Think back to your favorite song, movie, or athlete. Have it in mind? For most people, their strongest memories on those, and other subjects that rely on participants’ memory of the past, will traced back to one particular decade – their second one, and their years as a teenager.
Psychologist Steve Janssen, from Australia’s Flinders University has studied this phenomenon quite a bit. People will certainly remember major life events of things that happened in more recent years, he says. Major milestones, like graduations, weddings, births, or deaths will likely not be forgotten. But for most people, the memories implanted during their teenaged years have a certain degree of significance that cannot be matched by any other.
Dr. Janssen has coined this phenomenon the "reminiscence bump," in an effort to understand further how memory works.
A huge soccer fan, Janssen and two colleagues polled Dutch soccer fans with one simple question: “Who are the five best soccer players of all time?”
The results confirmed the existence of the reminiscence bump. For all the respondents, their nominations favored players that had come into prominence between the time that they were 10 and 20. The reason for this, Janssen says, is that people remember most vividly the games from that decade during their youth.
There were outliers, of course. Striker Johan Cruyuff, voted in 1999 to be the European Player of the Century by the International Federation of Football History and Statistics, was nominated by survey participants of all ages, including those who had not been born during his soccer reign. But those who were 50 or 60, who had come of age during Cruyuff’s peak in 1974 supported him the most enthusiastically and provided him with the most nominations.
Janssen says that the reason for this phenomenon is that cognitive faculties are at their height during that decade. It is so easy for the brain to take in new information, he said. Scientists believe that the memory stores information better during this decade, which is why it is easier to retrieve it later.

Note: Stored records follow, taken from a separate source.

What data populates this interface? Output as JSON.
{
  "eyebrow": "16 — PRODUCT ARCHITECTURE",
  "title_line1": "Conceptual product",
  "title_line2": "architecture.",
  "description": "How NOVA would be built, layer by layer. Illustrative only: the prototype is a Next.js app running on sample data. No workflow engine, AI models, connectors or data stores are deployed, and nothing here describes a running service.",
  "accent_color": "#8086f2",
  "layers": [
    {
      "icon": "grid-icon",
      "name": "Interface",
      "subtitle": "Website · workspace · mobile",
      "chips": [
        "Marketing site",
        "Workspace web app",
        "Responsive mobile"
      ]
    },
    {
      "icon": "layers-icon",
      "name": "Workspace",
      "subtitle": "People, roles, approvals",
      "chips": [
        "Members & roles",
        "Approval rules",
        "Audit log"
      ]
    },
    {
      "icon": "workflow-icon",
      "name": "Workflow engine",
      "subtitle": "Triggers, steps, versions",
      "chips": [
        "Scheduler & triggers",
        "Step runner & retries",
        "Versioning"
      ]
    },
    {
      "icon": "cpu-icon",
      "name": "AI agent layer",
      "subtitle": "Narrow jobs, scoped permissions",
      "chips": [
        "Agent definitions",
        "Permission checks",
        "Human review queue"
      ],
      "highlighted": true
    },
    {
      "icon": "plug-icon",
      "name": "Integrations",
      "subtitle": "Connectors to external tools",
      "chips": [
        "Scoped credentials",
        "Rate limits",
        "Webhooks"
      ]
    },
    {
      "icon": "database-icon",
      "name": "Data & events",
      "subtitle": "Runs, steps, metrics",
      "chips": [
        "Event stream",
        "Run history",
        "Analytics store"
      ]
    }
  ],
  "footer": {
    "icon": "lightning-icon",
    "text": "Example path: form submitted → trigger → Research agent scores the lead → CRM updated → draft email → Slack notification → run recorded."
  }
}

Dr. Janssen's study results on the best football players were published in the Quarterly Journal of Experimental Psychology.
Published by Medicaldaily.com